Exercise prompt | Find how many lines in this data contain the string "select". Respond with only that number.

Stored data |
====================

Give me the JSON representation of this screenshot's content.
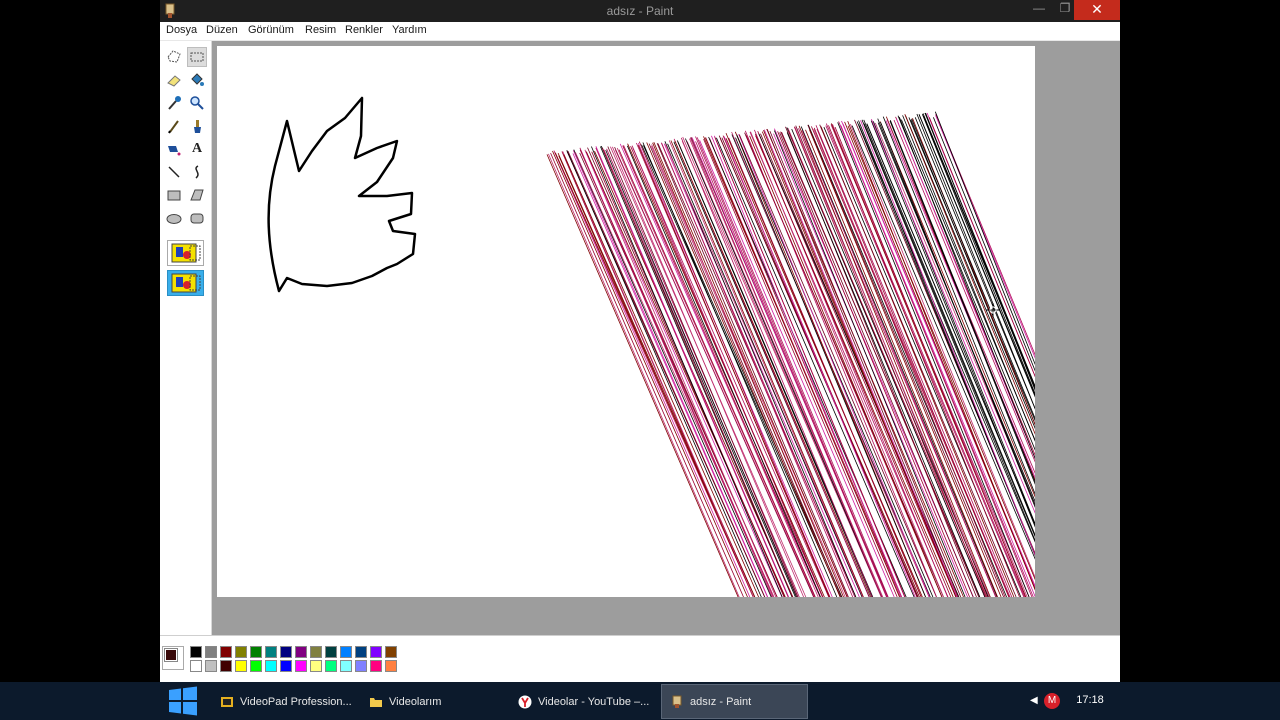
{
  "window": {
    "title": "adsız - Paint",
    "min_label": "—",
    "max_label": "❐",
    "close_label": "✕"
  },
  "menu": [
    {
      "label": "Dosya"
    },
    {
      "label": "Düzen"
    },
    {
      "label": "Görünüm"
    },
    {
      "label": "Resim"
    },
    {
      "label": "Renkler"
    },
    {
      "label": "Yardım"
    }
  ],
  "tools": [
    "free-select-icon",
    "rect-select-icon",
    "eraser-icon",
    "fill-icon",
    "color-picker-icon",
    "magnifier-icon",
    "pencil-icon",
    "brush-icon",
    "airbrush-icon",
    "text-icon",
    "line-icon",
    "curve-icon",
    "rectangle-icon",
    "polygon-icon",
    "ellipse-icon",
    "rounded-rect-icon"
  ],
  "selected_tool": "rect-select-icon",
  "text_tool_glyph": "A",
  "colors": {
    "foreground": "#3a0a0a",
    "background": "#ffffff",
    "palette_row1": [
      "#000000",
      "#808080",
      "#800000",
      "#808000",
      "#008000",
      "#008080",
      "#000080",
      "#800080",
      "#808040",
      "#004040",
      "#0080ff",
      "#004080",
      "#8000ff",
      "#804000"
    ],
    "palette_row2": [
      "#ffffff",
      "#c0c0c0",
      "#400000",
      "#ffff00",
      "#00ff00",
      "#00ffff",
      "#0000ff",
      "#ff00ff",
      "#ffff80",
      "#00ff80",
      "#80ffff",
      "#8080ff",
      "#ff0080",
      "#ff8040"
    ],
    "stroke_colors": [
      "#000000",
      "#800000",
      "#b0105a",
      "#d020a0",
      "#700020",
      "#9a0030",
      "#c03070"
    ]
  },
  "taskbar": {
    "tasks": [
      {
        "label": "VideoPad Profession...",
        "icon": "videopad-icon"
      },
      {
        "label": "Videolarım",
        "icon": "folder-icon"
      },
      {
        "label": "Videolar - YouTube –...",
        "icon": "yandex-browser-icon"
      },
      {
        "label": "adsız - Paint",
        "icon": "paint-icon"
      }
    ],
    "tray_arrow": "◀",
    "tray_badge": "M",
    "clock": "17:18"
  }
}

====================

Answer box | 3